Benefits to religious studies in schools, but also risks too

Representatives from religious groups suggest that general religious studies in schools could be beneficial for preventing religious misinformation, at the first public hearing on deliberate online falsehoods on Wednesday (March 14). VIDEO: GOV.SG

Public education is crucial in quashing misunderstandings arising from disinformation, religious groups said during a public hearing on online falsehoods yesterday, setting off a discussion about whether religious studies have a place in schools.

But both the religious leaders and the members of the committee running the hearing agreed that while there are benefits to teaching religion, there is also a risk of it being seen as proselytising.

Dr Roland Chia of the Trinity Theological College, Dr Kweh Soon Han of the Singapore Buddhist Federation and Roman Catholic Archdiocese communications director Andre Ahchak spoke about how religious studies could be a bulwark against false or twisted information about certain faiths online.

Dr Chia said of this misinformation: "There is no basis for comparison, so... (youth will) take it as a true representation of that particular religion."
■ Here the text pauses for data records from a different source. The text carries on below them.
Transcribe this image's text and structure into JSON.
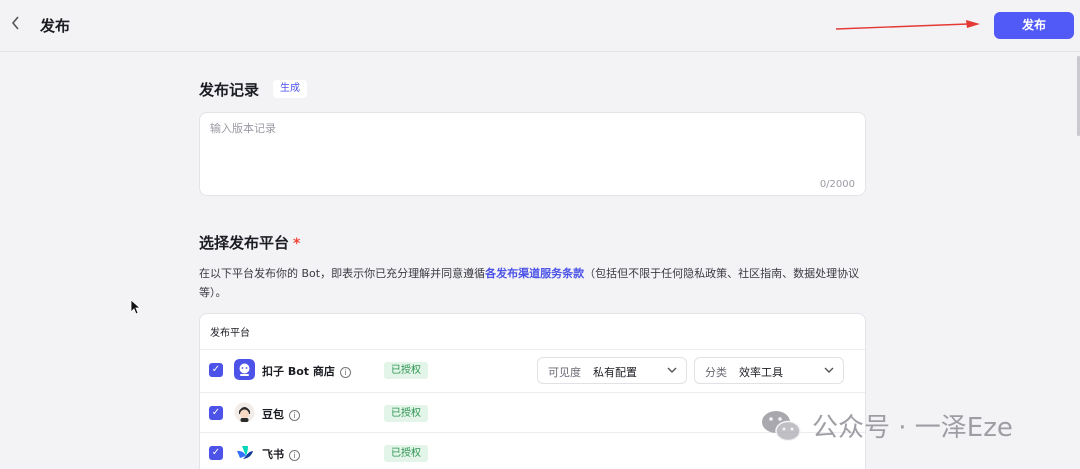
{
  "header": {
    "back_icon": "chevron-left-icon",
    "title": "发布",
    "publish_label": "发布"
  },
  "record": {
    "title": "发布记录",
    "generate_label": "生成",
    "placeholder": "输入版本记录",
    "counter": "0/2000"
  },
  "platforms": {
    "title": "选择发布平台",
    "required_mark": "*",
    "desc_before": "在以下平台发布你的 Bot，即表示你已充分理解并同意遵循",
    "desc_link": "各发布渠道服务条款",
    "desc_after": "（包括但不限于任何隐私政策、社区指南、数据处理协议等）。",
    "table_header": "发布平台",
    "rows": [
      {
        "name": "扣子 Bot 商店",
        "status": "已授权",
        "checked": true,
        "visibility_label": "可见度",
        "visibility_value": "私有配置",
        "category_label": "分类",
        "category_value": "效率工具"
      },
      {
        "name": "豆包",
        "status": "已授权",
        "checked": true
      },
      {
        "name": "飞书",
        "status": "已授权",
        "checked": true
      }
    ]
  },
  "watermark": {
    "text": "公众号 · 一泽Eze"
  },
  "colors": {
    "accent": "#5159f6",
    "badge_bg": "#e2f5e8",
    "badge_text": "#2f9453",
    "arrow": "#e53935"
  }
}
But they accepted concerns raised by Select Committee members, Senior Minister of State for Communications and Information Janil Puthucheary and Law and Home Affairs Minister K. Shanmugam, that parents may not be on board with the plan. Mr Shanmugam told Mr Ahchak: "I understand you when you say learning about the different religions made you a better person, because it leads to greater tolerance, greater understanding, but we actually get a lot of pushback now from parents when this idea is broached."

Religious knowledge was made a compulsory subject for Secondary 3 and 4 students in 1984. It was phased out in 1990, as it was seen to have emphasised differences among the religions and encouraged students to proselytise.

Dr Puthucheary also noted that, among other things, some parents are concerned about exposing their children to faiths other than their own.

Reverend Dr Ngoei Foong Nghian of the National Council of Churches of Singapore acknowledged that there would be many potholes to watch out for, but added that inviting religious groups to talk to students can help to foster greater understanding and respect.

Public hearings to fight online falsehoods: Read the submissions here.

A version of this article appeared in the print edition of The Straits Times on March 15, 2018, with the headline 'Benefits to religious studies in schools, but also risks too'. Subscribe